The AFL has found Melbourne not guilty of tanking in 2009, but that the football manager Chris Connolly and coach Dean Bailey at the time acted in a manner prejudicial to the integrity of the game.
The AFL on Tuesday announced Connolly would be suspended until February next year and Bailey, now an assistant coach at Adelaide, would be suspended for the first 16 games of 2013.
The Crows announced Bailey would keep his job at the club and be welcomed back into the fold, while the Demons confirmed Connolly would also return after his 12-month suspension. Both will be on full pay.
Melbourne was fined $500,000 because it was responsible for the actions of the pair, even though the league found the club did not deliberately lose matches.
AFL deputy CEO Gillon McLachlan denied Connolly and Bailey had been made scapegoats, but admitted some responsibility for the saga by having the priority pick rule in place.
Bailey was punished for decisions related to resting players and playing them out of position, but the AFL accepted he coached to the best of his ability on game day.
Connolly was found to have put pressure on Bailey to make those decisions during the infamous meeting revealed in the Age last year dubbed ‘the vault’.
McLachlan, said Connolly and Bailey had admitted to their involvement in Melbourne’s 2009 strategy and had all accepted the punishments.
Melbourne president Don McLardy said the Demons accepted the AFL’s decision and the league’s ‘‘right to protect the game’’.
However he admitted the investigation could have been handled better.
‘‘I have my issues with the whole process, but that is only my opinion,’’ McLardy said. ‘‘We have been under duress for seven months, and we’re happy it’s now been resolved.’’
McLardy admitted he believed the AFL’s decision on Tuesday had not cleared up what constitutes tanking in the AFL.
‘‘It is a cloudy area, and I don’t think anyone has a clear idea what tanking is.’’
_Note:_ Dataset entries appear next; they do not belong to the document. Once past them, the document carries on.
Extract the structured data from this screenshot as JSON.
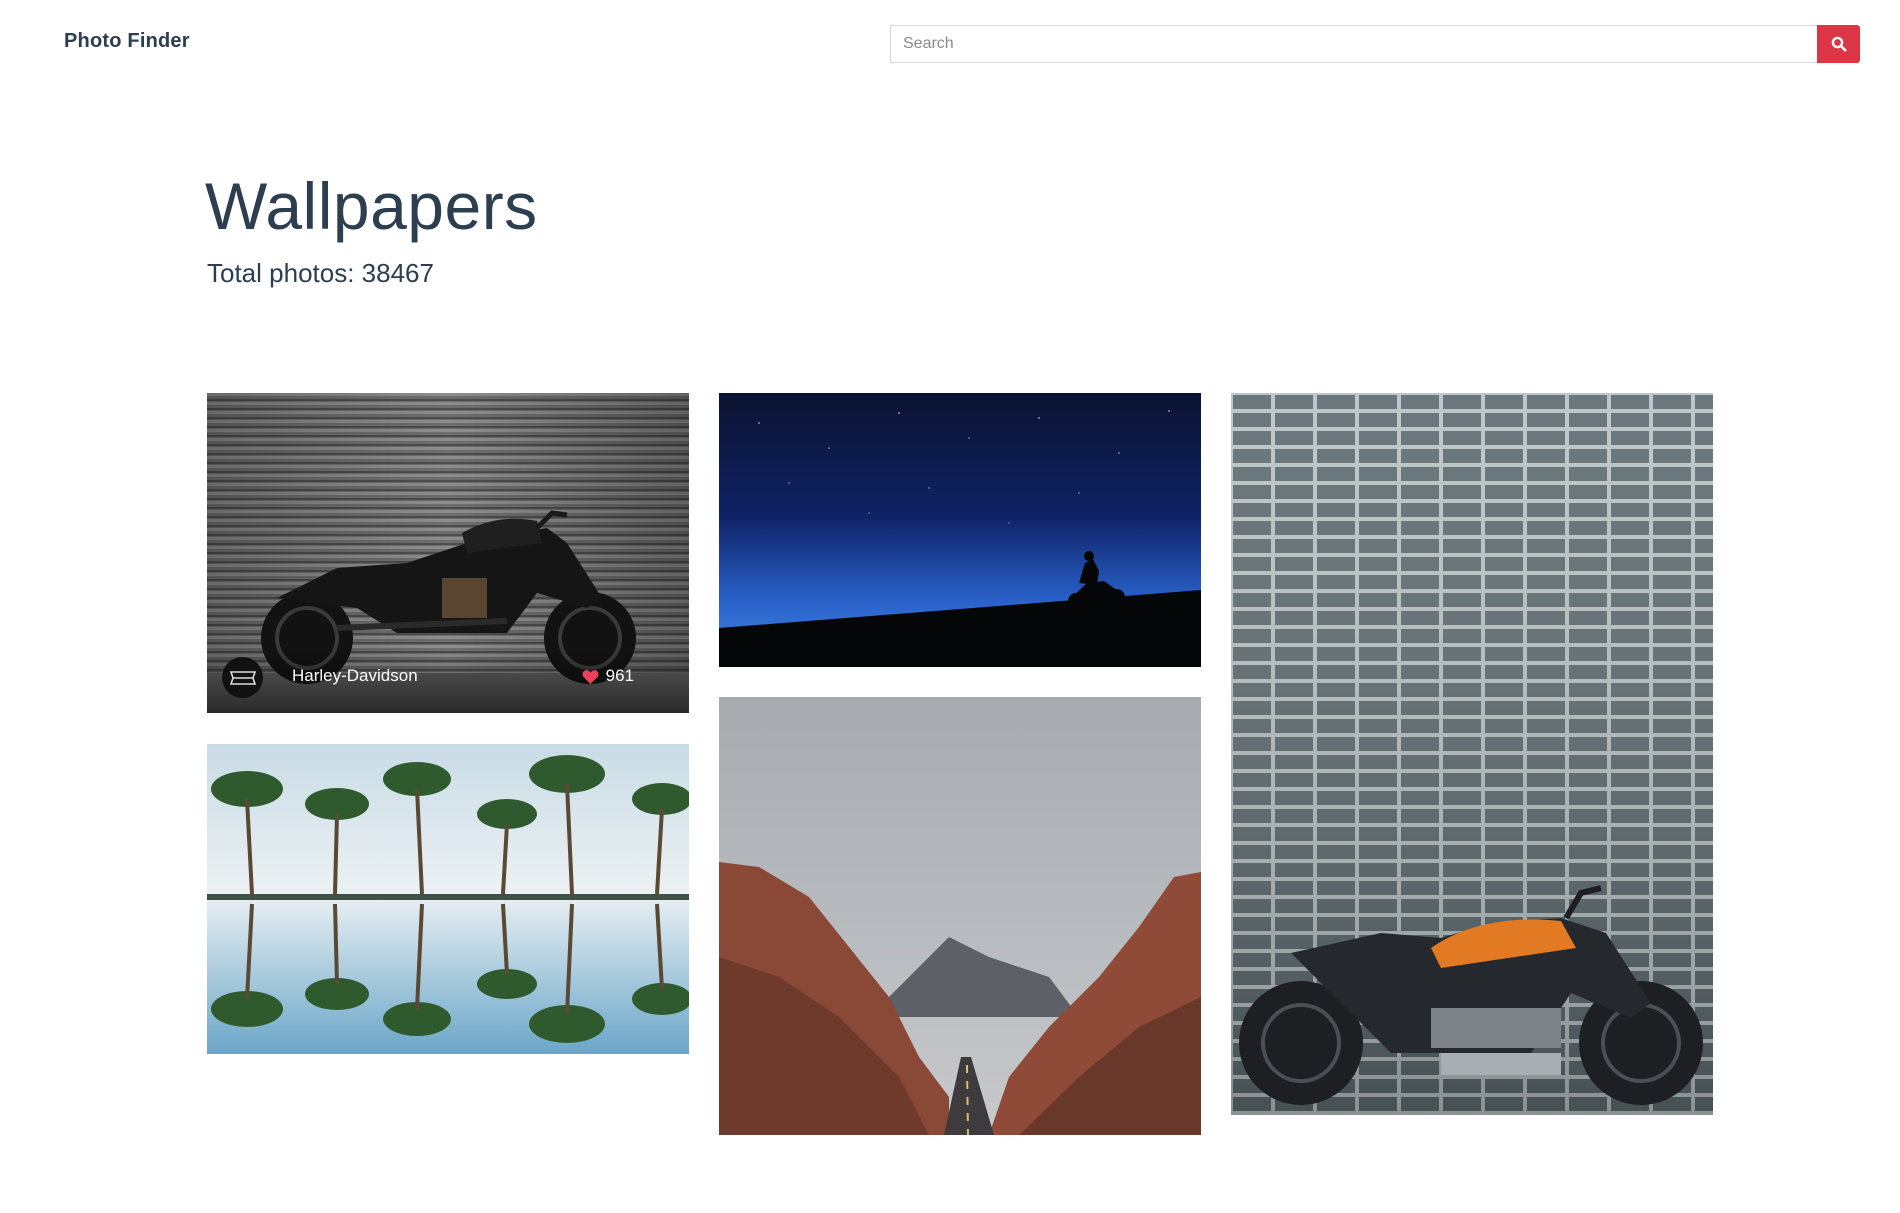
{
  "header": {
    "brand": "Photo Finder",
    "search": {
      "placeholder": "Search",
      "value": ""
    },
    "search_button_icon": "search-icon"
  },
  "page": {
    "title": "Wallpapers",
    "total_photos": "Total photos: 38467"
  },
  "colors": {
    "accent": "#dc3545",
    "text": "#2c3e50"
  },
  "photos": [
    {
      "subject": "Black motorcycle in front of a metal shutter",
      "user": "Harley-Davidson",
      "likes": "961",
      "avatar_icon": "harley-logo-icon",
      "heart_icon": "heart-icon"
    },
    {
      "subject": "Motorcyclist silhouette under a starry night sky"
    },
    {
      "subject": "Gray tiled wall with orange electric motorcycle"
    },
    {
      "subject": "Palm trees reflected in water"
    },
    {
      "subject": "Road through red rock canyon"
    }
  ]
}
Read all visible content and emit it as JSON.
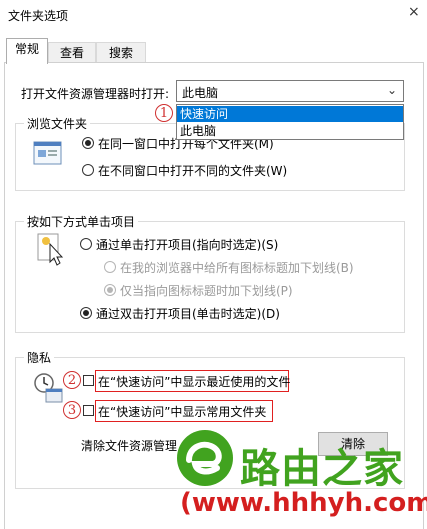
{
  "window": {
    "title": "文件夹选项",
    "close_glyph": "×"
  },
  "tabs": [
    {
      "label": "常规",
      "active": true
    },
    {
      "label": "查看",
      "active": false
    },
    {
      "label": "搜索",
      "active": false
    }
  ],
  "open_explorer": {
    "label": "打开文件资源管理器时打开:",
    "selected": "此电脑",
    "options": [
      {
        "label": "快速访问",
        "highlighted": true
      },
      {
        "label": "此电脑",
        "highlighted": false
      }
    ]
  },
  "browse_folders": {
    "title": "浏览文件夹",
    "same_window": "在同一窗口中打开每个文件夹(M)",
    "new_window": "在不同窗口中打开不同的文件夹(W)"
  },
  "click_items": {
    "title": "按如下方式单击项目",
    "single_click": "通过单击打开项目(指向时选定)(S)",
    "underline_browser": "在我的浏览器中给所有图标标题加下划线(B)",
    "underline_point": "仅当指向图标标题时加下划线(P)",
    "double_click": "通过双击打开项目(单击时选定)(D)"
  },
  "privacy": {
    "title": "隐私",
    "recent_files": "在“快速访问”中显示最近使用的文件",
    "frequent_folders": "在“快速访问”中显示常用文件夹",
    "clear_label": "清除文件资源管理",
    "clear_button": "清除"
  },
  "annotations": {
    "one": "1",
    "two": "2",
    "three": "3"
  },
  "watermark": {
    "brand": "路由之家",
    "url": "(www.hhhyh.com)"
  },
  "colors": {
    "accent": "#0078d7",
    "annotation_red": "#e02020",
    "watermark_green": "#41a31f"
  }
}
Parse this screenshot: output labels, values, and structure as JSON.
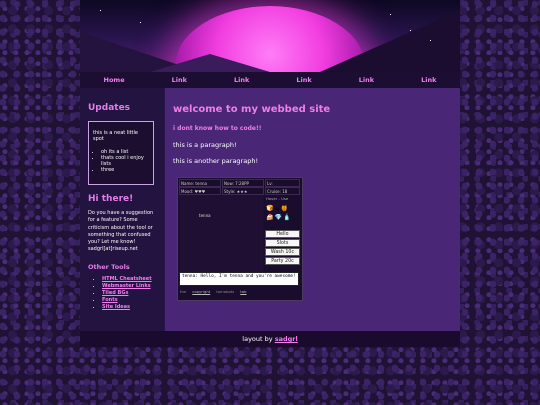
{
  "nav": [
    "Home",
    "Link",
    "Link",
    "Link",
    "Link",
    "Link"
  ],
  "sidebar": {
    "updates_title": "Updates",
    "box_text": "this is a neat little spot",
    "box_list": [
      "oh its a list",
      "thats cool i enjoy lists",
      "three"
    ],
    "hi_title": "Hi there!",
    "hi_text": "Do you have a suggestion for a feature? Some criticism about the tool or something that confused you? Let me know! sadgrl[at]riseup.net",
    "other_title": "Other Tools",
    "links": [
      "HTML Cheatsheet",
      "Webmaster Links",
      "Tiled BGs",
      "Fonts",
      "Site Ideas"
    ]
  },
  "main": {
    "title": "welcome to my webbed site",
    "subtitle": "i dont know how to code!!",
    "para1": "this is a paragraph!",
    "para2": "this is another paragraph!"
  },
  "game": {
    "stats": [
      "Name: tenna",
      "Now: 7:28PP",
      "Lv:",
      "Mood: ♥♥♥",
      "Style: ★★★",
      "Cruise: 18"
    ],
    "character": "tenna",
    "inventory_label": "Hover - Use",
    "buttons": [
      "Hello",
      "Slots",
      "Wash 10c",
      "Party 20c"
    ],
    "dialog": "tenna: Hello, I'm tenna and you're awesome!",
    "footer": [
      "the",
      "copyright",
      "tamabots",
      "tab"
    ]
  },
  "footer": {
    "text": "layout by",
    "link": "sadgrl"
  }
}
McLardy said the internal damage from the controversial period in 2009 under investigation had been ‘‘significant’’, but believed the club had emerged with ‘‘strength and courage’’.
The president said he would contact the club’s sponsors in the next 24 hours to reassure them, in light of the massive $500,000 fine - the third biggest in AFL history – and it would be business as usual.
McLachlan said Connolly made a ‘‘terrible and stupid’’ decision to make comments to Melbourne club staff during the 2009 season. It is understood the comments he referred to were Connolly addressing the football department staff, advising them of the need to look after the club’s future.
‘‘There is no allegation that is able to be sustained that Dean Bailey didn’t coach on his merits or any players didn’t play to their utmost abilities,’’ McLachlan said.
‘‘Connolly has accepted he went into a football department meeting and he made a terrible and stupid decision in the context of an AFL rule that has now changed (priority draft picks) and in the context of a pressure and expectation of success.
‘‘He made a comment regarding the performance of the team, a desire to secure a priority pick, and I know he now regrets that comment.’’
Melbourne won only four games in 2009 and secured the priority picks to snare Tom Scully and Jack Trengove.
It is understood Connolly told colleagues of the need to lose games after the Demons beat Port Adelaide late in the season.
Mclachlan said the AFL’s integrity unit compiled 58 interviews with Melbourne staff, coaches and past and current players in preparing 800 pages of evidence that led to the charges against Connolly and Bailey.
He said all of Melbourne’s 2009 season was looked at, but matches in the last third of the season were scrutinised more closely.
With Matt Murnane